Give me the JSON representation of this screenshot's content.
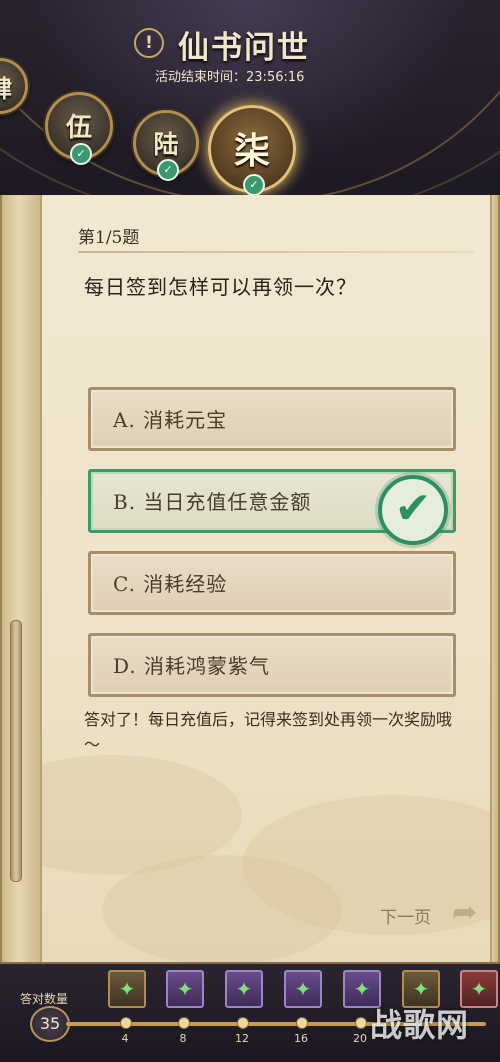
{
  "header": {
    "title": "仙书问世",
    "info_icon": "!",
    "timer_label": "活动结束时间：",
    "timer_value": "23:56:16"
  },
  "chapters": [
    {
      "label": "肆",
      "completed": true
    },
    {
      "label": "伍",
      "completed": true
    },
    {
      "label": "陆",
      "completed": true
    },
    {
      "label": "柒",
      "completed": true,
      "selected": true
    }
  ],
  "quiz": {
    "progress": "第1/5题",
    "question": "每日签到怎样可以再领一次？",
    "options": [
      {
        "text": "A. 消耗元宝",
        "correct": false
      },
      {
        "text": "B. 当日充值任意金额",
        "correct": true
      },
      {
        "text": "C. 消耗经验",
        "correct": false
      },
      {
        "text": "D. 消耗鸿蒙紫气",
        "correct": false
      }
    ],
    "correct_mark": "✔",
    "feedback": "答对了！每日充值后，记得来签到处再领一次奖励哦～",
    "next_label": "下一页",
    "next_icon": "arrow-icon"
  },
  "progress_bar": {
    "label": "答对数量",
    "count": "35",
    "milestones": [
      "4",
      "8",
      "12",
      "16",
      "20"
    ],
    "rewards": [
      "reward-icon",
      "reward-icon",
      "reward-icon",
      "reward-icon",
      "reward-icon",
      "reward-icon",
      "reward-icon"
    ]
  },
  "watermark": "战歌网",
  "colors": {
    "correct_green": "#2f8e63",
    "parchment": "#f2e8d2",
    "gold_trim": "#b08e52"
  }
}
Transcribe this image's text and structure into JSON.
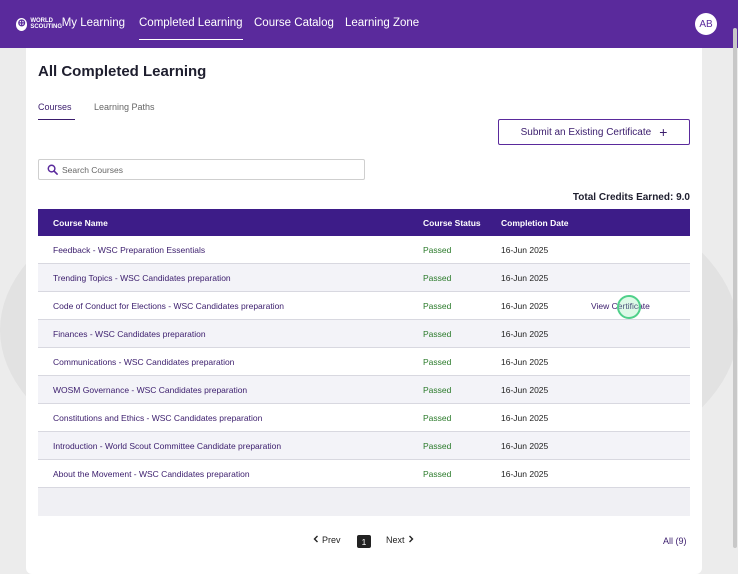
{
  "nav": {
    "logo_mark": "⊕",
    "logo_text_line1": "WORLD",
    "logo_text_line2": "SCOUTING",
    "items": [
      "My Learning",
      "Completed Learning",
      "Course Catalog",
      "Learning Zone"
    ],
    "avatar_initials": "AB"
  },
  "page": {
    "title": "All Completed Learning",
    "tabs": [
      "Courses",
      "Learning Paths"
    ],
    "submit_button": "Submit an Existing Certificate",
    "submit_icon": "+",
    "search_placeholder": "Search Courses",
    "credits_label": "Total Credits Earned: 9.0"
  },
  "table": {
    "headers": [
      "Course Name",
      "Course Status",
      "Completion Date",
      ""
    ],
    "rows": [
      {
        "name": "Feedback - WSC Preparation Essentials",
        "status": "Passed",
        "date": "16-Jun 2025",
        "action": ""
      },
      {
        "name": "Trending Topics - WSC Candidates preparation",
        "status": "Passed",
        "date": "16-Jun 2025",
        "action": ""
      },
      {
        "name": "Code of Conduct for Elections - WSC Candidates preparation",
        "status": "Passed",
        "date": "16-Jun 2025",
        "action": "View Certificate"
      },
      {
        "name": "Finances - WSC Candidates preparation",
        "status": "Passed",
        "date": "16-Jun 2025",
        "action": ""
      },
      {
        "name": "Communications - WSC Candidates preparation",
        "status": "Passed",
        "date": "16-Jun 2025",
        "action": ""
      },
      {
        "name": "WOSM Governance - WSC Candidates preparation",
        "status": "Passed",
        "date": "16-Jun 2025",
        "action": ""
      },
      {
        "name": "Constitutions and Ethics - WSC Candidates preparation",
        "status": "Passed",
        "date": "16-Jun 2025",
        "action": ""
      },
      {
        "name": "Introduction - World Scout Committee Candidate preparation",
        "status": "Passed",
        "date": "16-Jun 2025",
        "action": ""
      },
      {
        "name": "About the Movement - WSC Candidates preparation",
        "status": "Passed",
        "date": "16-Jun 2025",
        "action": ""
      }
    ]
  },
  "pager": {
    "prev": "Prev",
    "page": "1",
    "next": "Next",
    "all": "All (9)"
  },
  "colors": {
    "brand": "#5a2a9c",
    "table_header": "#3d1c88",
    "passed": "#2a7a2a"
  }
}
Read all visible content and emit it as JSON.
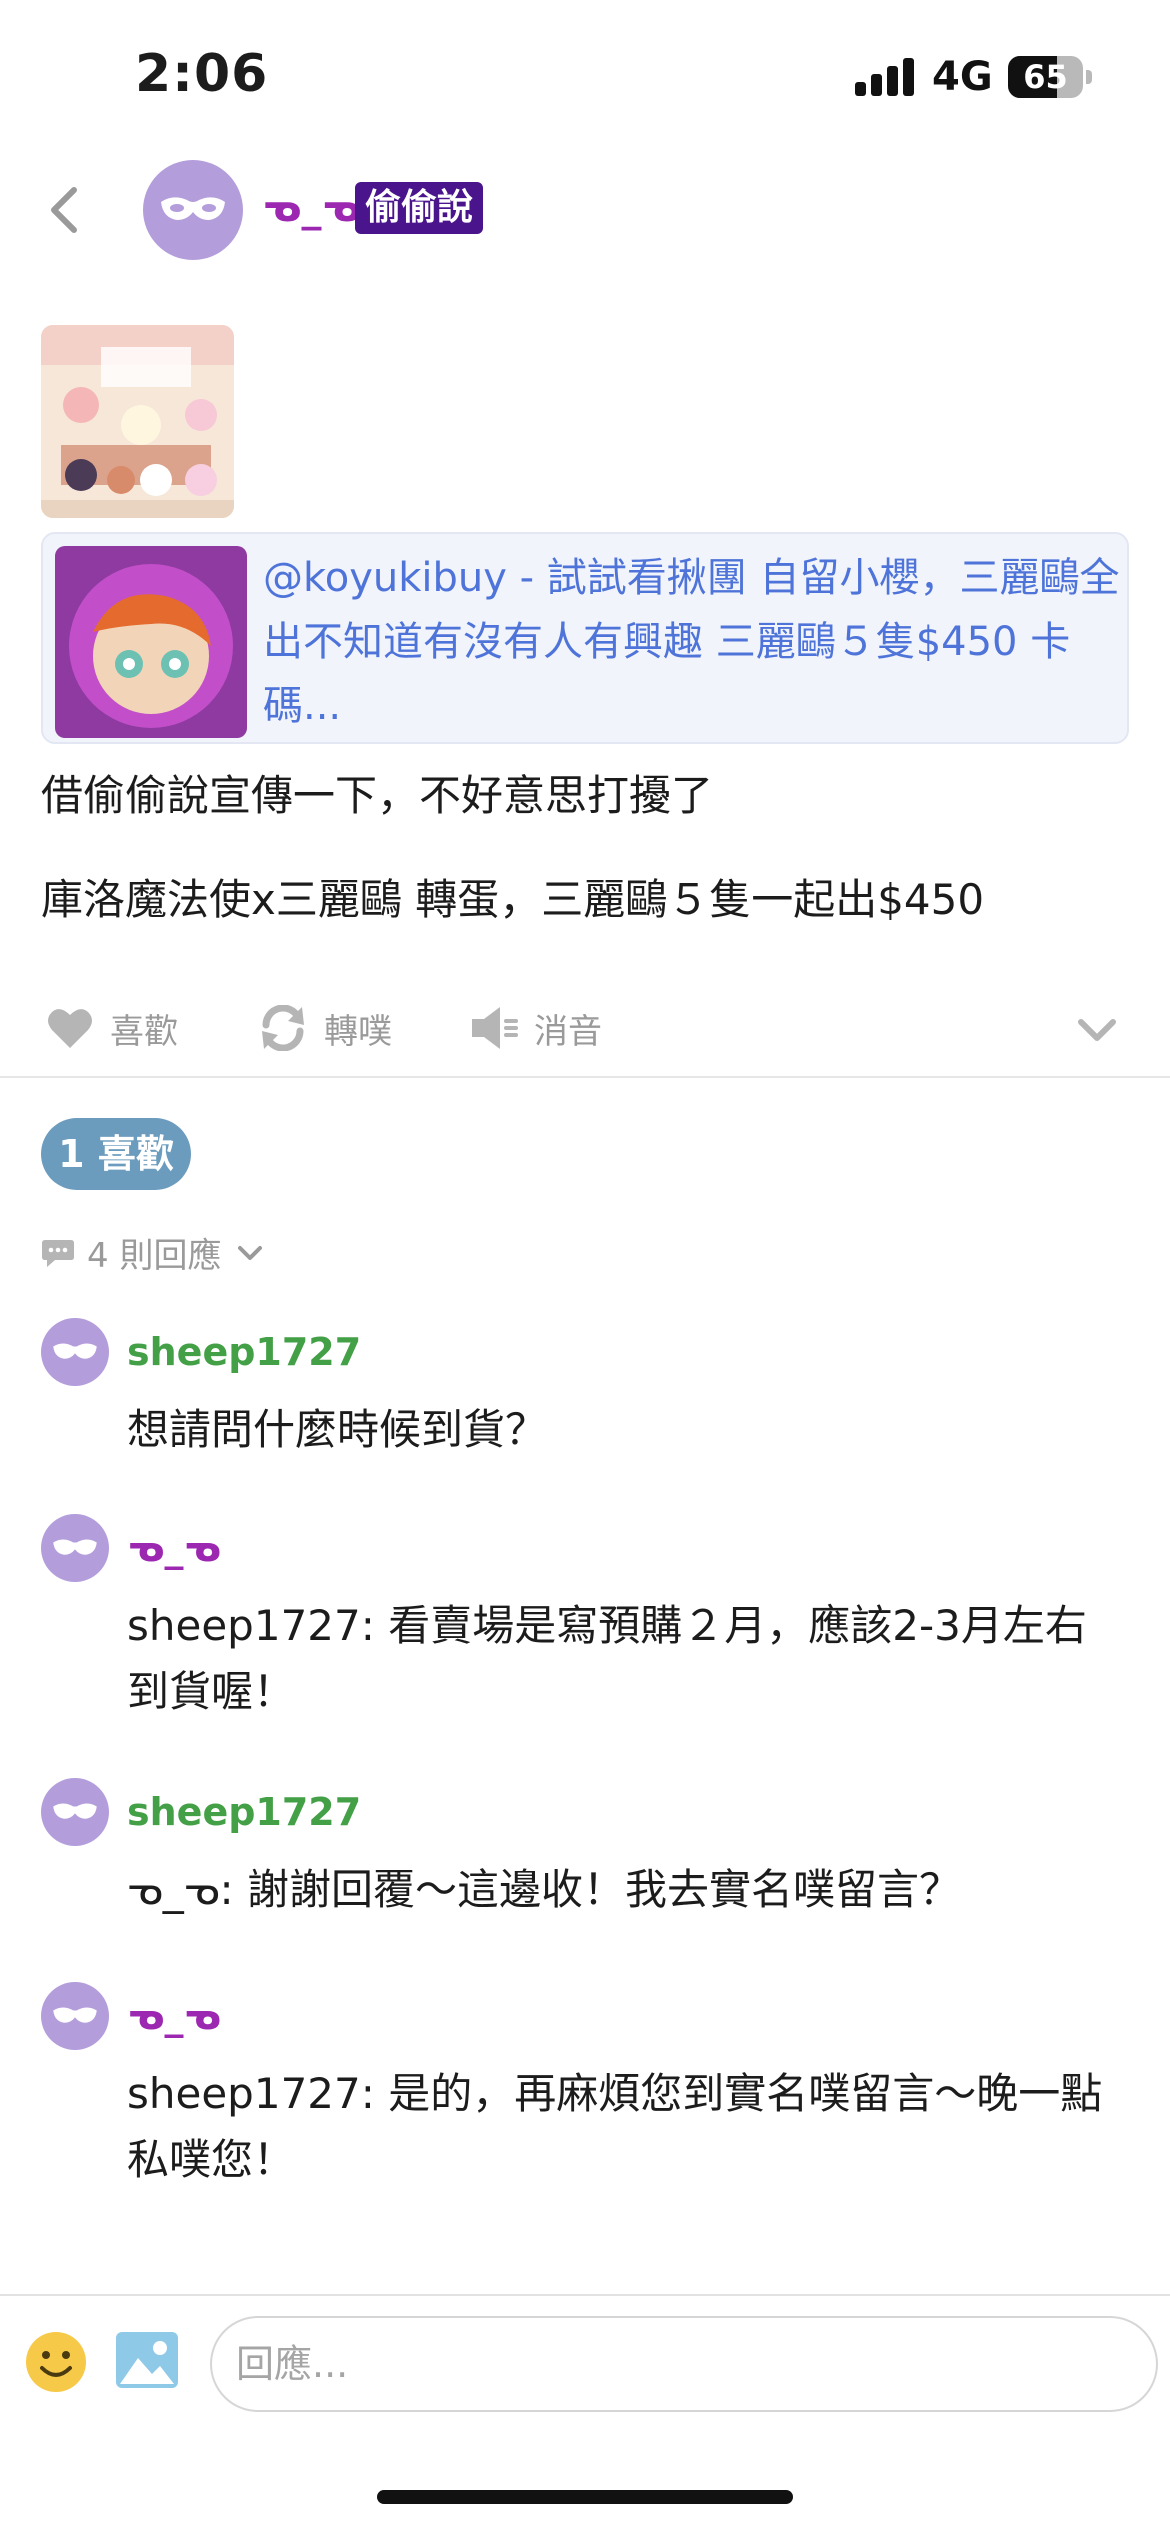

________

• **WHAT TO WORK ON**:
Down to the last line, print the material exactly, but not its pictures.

• **RESULT**:
Give me the JSON representation of this screenshot's content.
{
  "header": {
    "title": "仙书问世",
    "info_icon": "!",
    "timer_label": "活动结束时间：",
    "timer_value": "23:56:16"
  },
  "chapters": [
    {
      "label": "肆",
      "completed": true
    },
    {
      "label": "伍",
      "completed": true
    },
    {
      "label": "陆",
      "completed": true
    },
    {
      "label": "柒",
      "completed": true,
      "selected": true
    }
  ],
  "quiz": {
    "progress": "第1/5题",
    "question": "每日签到怎样可以再领一次？",
    "options": [
      {
        "text": "A. 消耗元宝",
        "correct": false
      },
      {
        "text": "B. 当日充值任意金额",
        "correct": true
      },
      {
        "text": "C. 消耗经验",
        "correct": false
      },
      {
        "text": "D. 消耗鸿蒙紫气",
        "correct": false
      }
    ],
    "correct_mark": "✔",
    "feedback": "答对了！每日充值后，记得来签到处再领一次奖励哦～",
    "next_label": "下一页",
    "next_icon": "arrow-icon"
  },
  "progress_bar": {
    "label": "答对数量",
    "count": "35",
    "milestones": [
      "4",
      "8",
      "12",
      "16",
      "20"
    ],
    "rewards": [
      "reward-icon",
      "reward-icon",
      "reward-icon",
      "reward-icon",
      "reward-icon",
      "reward-icon",
      "reward-icon"
    ]
  },
  "watermark": "战歌网",
  "colors": {
    "correct_green": "#2f8e63",
    "parchment": "#f2e8d2",
    "gold_trim": "#b08e52"
  }
}
Transcribe this image's text and structure into JSON.
{
  "nav": {
    "logo_mark": "⊕",
    "logo_text_line1": "WORLD",
    "logo_text_line2": "SCOUTING",
    "items": [
      "My Learning",
      "Completed Learning",
      "Course Catalog",
      "Learning Zone"
    ],
    "avatar_initials": "AB"
  },
  "page": {
    "title": "All Completed Learning",
    "tabs": [
      "Courses",
      "Learning Paths"
    ],
    "submit_button": "Submit an Existing Certificate",
    "submit_icon": "+",
    "search_placeholder": "Search Courses",
    "credits_label": "Total Credits Earned: 9.0"
  },
  "table": {
    "headers": [
      "Course Name",
      "Course Status",
      "Completion Date",
      ""
    ],
    "rows": [
      {
        "name": "Feedback - WSC Preparation Essentials",
        "status": "Passed",
        "date": "16-Jun 2025",
        "action": ""
      },
      {
        "name": "Trending Topics - WSC Candidates preparation",
        "status": "Passed",
        "date": "16-Jun 2025",
        "action": ""
      },
      {
        "name": "Code of Conduct for Elections - WSC Candidates preparation",
        "status": "Passed",
        "date": "16-Jun 2025",
        "action": "View Certificate"
      },
      {
        "name": "Finances - WSC Candidates preparation",
        "status": "Passed",
        "date": "16-Jun 2025",
        "action": ""
      },
      {
        "name": "Communications - WSC Candidates preparation",
        "status": "Passed",
        "date": "16-Jun 2025",
        "action": ""
      },
      {
        "name": "WOSM Governance - WSC Candidates preparation",
        "status": "Passed",
        "date": "16-Jun 2025",
        "action": ""
      },
      {
        "name": "Constitutions and Ethics - WSC Candidates preparation",
        "status": "Passed",
        "date": "16-Jun 2025",
        "action": ""
      },
      {
        "name": "Introduction - World Scout Committee Candidate preparation",
        "status": "Passed",
        "date": "16-Jun 2025",
        "action": ""
      },
      {
        "name": "About the Movement - WSC Candidates preparation",
        "status": "Passed",
        "date": "16-Jun 2025",
        "action": ""
      }
    ]
  },
  "pager": {
    "prev": "Prev",
    "page": "1",
    "next": "Next",
    "all": "All (9)"
  },
  "colors": {
    "brand": "#5a2a9c",
    "table_header": "#3d1c88",
    "passed": "#2a7a2a"
  }
}
Read all visible content and emit it as JSON.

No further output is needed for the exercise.